[Data items]
——
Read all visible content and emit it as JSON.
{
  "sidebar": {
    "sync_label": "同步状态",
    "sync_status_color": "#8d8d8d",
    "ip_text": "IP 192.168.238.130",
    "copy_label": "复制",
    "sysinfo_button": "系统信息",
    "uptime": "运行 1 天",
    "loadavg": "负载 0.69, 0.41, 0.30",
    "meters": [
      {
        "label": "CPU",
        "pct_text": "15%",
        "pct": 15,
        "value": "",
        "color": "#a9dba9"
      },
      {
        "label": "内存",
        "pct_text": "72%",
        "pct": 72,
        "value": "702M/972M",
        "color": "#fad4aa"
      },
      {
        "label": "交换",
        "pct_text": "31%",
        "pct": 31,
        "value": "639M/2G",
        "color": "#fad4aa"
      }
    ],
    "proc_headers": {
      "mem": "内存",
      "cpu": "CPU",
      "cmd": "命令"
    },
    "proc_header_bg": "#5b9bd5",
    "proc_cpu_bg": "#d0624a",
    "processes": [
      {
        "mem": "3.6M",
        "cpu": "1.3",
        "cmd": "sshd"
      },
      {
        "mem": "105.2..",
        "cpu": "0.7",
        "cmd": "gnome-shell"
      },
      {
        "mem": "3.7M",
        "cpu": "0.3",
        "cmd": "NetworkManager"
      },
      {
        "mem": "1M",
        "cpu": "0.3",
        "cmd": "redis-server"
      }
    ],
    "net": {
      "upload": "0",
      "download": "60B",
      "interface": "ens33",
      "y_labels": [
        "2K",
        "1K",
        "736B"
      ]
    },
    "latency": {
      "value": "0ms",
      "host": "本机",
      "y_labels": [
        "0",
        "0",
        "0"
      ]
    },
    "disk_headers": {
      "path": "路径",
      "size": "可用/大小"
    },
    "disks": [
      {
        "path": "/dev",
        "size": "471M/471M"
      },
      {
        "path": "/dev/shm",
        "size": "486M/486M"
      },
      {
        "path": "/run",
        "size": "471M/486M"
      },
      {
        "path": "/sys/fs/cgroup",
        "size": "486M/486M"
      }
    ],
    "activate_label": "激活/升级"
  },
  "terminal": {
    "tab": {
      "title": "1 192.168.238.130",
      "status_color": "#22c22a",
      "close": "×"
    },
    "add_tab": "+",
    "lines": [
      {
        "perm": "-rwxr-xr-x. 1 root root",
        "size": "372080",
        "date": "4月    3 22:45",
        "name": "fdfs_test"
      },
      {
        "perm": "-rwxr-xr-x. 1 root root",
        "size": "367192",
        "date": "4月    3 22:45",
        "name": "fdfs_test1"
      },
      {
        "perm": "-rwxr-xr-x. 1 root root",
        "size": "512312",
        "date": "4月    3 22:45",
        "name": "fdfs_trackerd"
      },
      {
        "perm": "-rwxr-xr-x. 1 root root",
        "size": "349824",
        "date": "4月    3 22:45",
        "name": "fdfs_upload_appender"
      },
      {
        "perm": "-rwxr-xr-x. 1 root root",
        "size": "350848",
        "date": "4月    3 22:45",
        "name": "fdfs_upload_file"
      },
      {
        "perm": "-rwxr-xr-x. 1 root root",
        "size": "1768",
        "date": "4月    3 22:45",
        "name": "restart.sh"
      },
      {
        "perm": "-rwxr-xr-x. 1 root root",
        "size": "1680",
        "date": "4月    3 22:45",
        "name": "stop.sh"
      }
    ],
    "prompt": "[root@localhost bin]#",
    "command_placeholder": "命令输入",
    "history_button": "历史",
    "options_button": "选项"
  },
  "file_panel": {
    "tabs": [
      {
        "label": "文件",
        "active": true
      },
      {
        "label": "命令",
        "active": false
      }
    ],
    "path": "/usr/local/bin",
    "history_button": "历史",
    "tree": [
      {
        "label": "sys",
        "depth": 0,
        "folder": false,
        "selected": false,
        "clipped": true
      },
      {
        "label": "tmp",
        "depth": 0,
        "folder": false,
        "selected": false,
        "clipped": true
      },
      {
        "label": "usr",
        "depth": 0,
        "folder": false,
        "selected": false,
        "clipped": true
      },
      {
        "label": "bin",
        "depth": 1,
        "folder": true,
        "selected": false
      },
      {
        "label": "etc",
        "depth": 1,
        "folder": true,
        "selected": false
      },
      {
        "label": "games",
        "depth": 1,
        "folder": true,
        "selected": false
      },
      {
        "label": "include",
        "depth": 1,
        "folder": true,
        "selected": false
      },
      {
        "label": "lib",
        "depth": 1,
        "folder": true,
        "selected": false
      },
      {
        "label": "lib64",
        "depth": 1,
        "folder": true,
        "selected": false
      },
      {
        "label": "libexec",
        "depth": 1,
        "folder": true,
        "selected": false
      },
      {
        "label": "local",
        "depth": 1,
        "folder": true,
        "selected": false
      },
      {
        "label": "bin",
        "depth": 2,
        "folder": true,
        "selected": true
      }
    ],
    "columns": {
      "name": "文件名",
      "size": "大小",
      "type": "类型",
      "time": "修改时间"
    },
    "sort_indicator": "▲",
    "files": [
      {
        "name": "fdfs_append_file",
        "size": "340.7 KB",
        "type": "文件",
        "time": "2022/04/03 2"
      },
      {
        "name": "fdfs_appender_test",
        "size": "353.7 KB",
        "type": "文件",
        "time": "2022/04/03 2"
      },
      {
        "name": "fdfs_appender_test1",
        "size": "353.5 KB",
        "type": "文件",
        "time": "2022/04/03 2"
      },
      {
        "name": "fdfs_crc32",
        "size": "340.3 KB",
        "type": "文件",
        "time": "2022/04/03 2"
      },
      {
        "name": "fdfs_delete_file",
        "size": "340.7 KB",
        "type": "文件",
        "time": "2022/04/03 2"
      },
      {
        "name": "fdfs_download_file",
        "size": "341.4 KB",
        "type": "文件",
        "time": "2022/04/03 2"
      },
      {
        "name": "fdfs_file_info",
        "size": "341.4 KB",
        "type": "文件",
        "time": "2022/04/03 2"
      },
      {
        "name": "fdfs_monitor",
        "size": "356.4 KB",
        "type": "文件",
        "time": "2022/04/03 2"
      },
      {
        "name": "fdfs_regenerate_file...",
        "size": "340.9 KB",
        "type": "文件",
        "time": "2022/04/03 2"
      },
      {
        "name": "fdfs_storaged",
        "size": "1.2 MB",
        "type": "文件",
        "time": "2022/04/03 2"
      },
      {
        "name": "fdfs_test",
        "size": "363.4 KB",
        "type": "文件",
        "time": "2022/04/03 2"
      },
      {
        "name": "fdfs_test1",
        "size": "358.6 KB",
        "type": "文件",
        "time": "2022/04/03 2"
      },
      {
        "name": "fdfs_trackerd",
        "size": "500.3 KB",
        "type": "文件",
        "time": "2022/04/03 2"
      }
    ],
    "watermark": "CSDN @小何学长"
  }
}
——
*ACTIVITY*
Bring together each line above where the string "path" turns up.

*RESULT*
      "path": "路径",
        "path": "/dev",
        "path": "/dev/shm",
        "path": "/run",
        "path": "/sys/fs/cgroup",
    "path": "/usr/local/bin",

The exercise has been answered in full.